Sunday, March 9, 2014
It’s a New Year, and hope springs eternal. It’s traditional for people to offer their resolutions. So, for 2014, I have some suggestions for a few others.
For President Barack Obama: Resolve to simply tell the truth. No more untruths like those used in promoting the Affordable Care Act (Obamacare) and in coverups like Benghazi. You are my president. If nothing else, you must be honest with all of us.
The president also desperately needs to resolve to recognize that his social engineering approach and attempt to redistribute the country’s wealth will not work. It is the path to the destruction of free market capitalism and our individual freedoms.
For Congress: Resolve that compromise is not a dirty word. It is instead the only route to meaningful solutions to difficult problems and an end to dangerous gridlock. Recognize that extremism is indeed a vice (Barry Goldwater was wrong). Ted Cruz and the most extreme segment of the tea party are damaging the Republican Party with the American people. The Democrats have their extremes, too. Secular progressivism is certainly not the answer for our country.
For Gov. Paul LePage: Resolve to have an attitude adjustment. Recognize that even those of us who agree with you on many issues find your belligerent, “My way or the highway” style, offensive. If only you would understand how damaging that style is to your hopes for achieving success on issues of major importance to you and many of us. Vetoes generally solve nothing. Resolve to drop the name calling and substitute that with some respect for others’ points of view — no matter how wrong they may be. We all admire and respect the traits of courage and passion. Now, Governor, simply resolve to temper those qualities with respect for others and compassion for all.
For LePage’s re-election opponents:
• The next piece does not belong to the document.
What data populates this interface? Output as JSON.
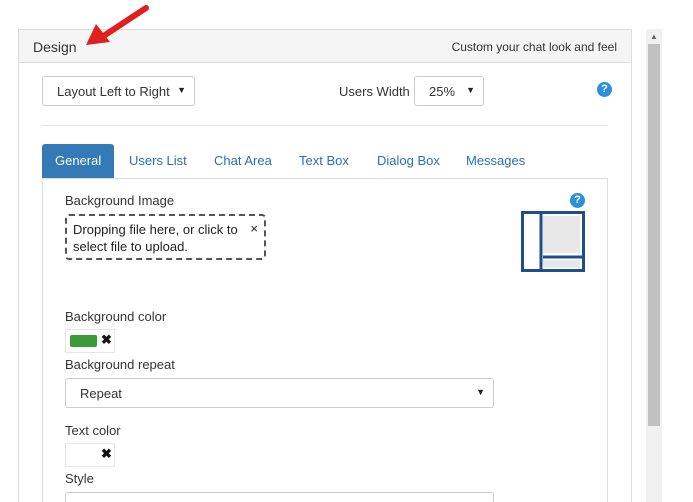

For Mike Michaud: Resolve to spend a great deal of time reviewing your record in Congress with full explanation to us of the reasons for your positions on the issues of critical importance. Then tell us where you will stand, as governor, on the more local issues affecting Maine.
For Eliot Cutler: Resolve to concentrate your efforts for the next 10 months on how you provide the preferable alternative to the political party choices. In other words, make the independent argument complete with your specific plan for Maine’s future. Comparative ads and positioning should be your formula. That is the ticket for your campaign.
On the local political scene:
For Republican leader, Sen. Roger Katz of Augusta: Resolve that you will continue to work for understanding within your party, to heal the rift between conservative and moderate segments. To continue your work to bring the party to the understanding that common ground trumps extremism and will lead to eventual success.
For my friend, Augusta Mayor Bill Stokes: Resolve (while you follow through on campaign promises made and continue to grow in your job) to exercise independence in your position of leadership. As the city charter indicates, council sets policy, the manager’s job is to administer it.
For one of our newest businesses, Summit Natural Gas: Resolve not to make unrealistic promises that you cannot keep and deadlines that you cannot meet. Take a less frenetic approach in your race to distribute our new source of heating supply to the valley overnight. We will all be patient and wait, so that you may do your job safely and right.
For most of us, resolutions should be fairly simple. Let’s resolve to be less judgmental of those different from us. To work to correct a wrong when we see it. To help someone less fortunate, when we can. Let’s resolve to become more involved in our community, in our schools and in our government.
If you are a parent, you have an awesome responsibility. You, more than any other influence, determine your children’s hopes for the future. Give them your undivided attention and provide a moral compass to be proud of. Teaching is the most wonderful thing you have to give to your child. While we are at it, let’s honor our teachers in the education profession; they should be our heroes.
My final resolution is well-known to doctors and should be a credo for all politicians: “Do no harm.”
Let’s resolve to work hard to make things better for everybody in 2014.
Happy New Year.
Don Roberts is a former city councilor and vice chairman of the Charter Commission in Augusta. He is a trustee of the Greater Augusta Utility District, and a representative to the Legislative Policy Committee of Maine Municipal Association.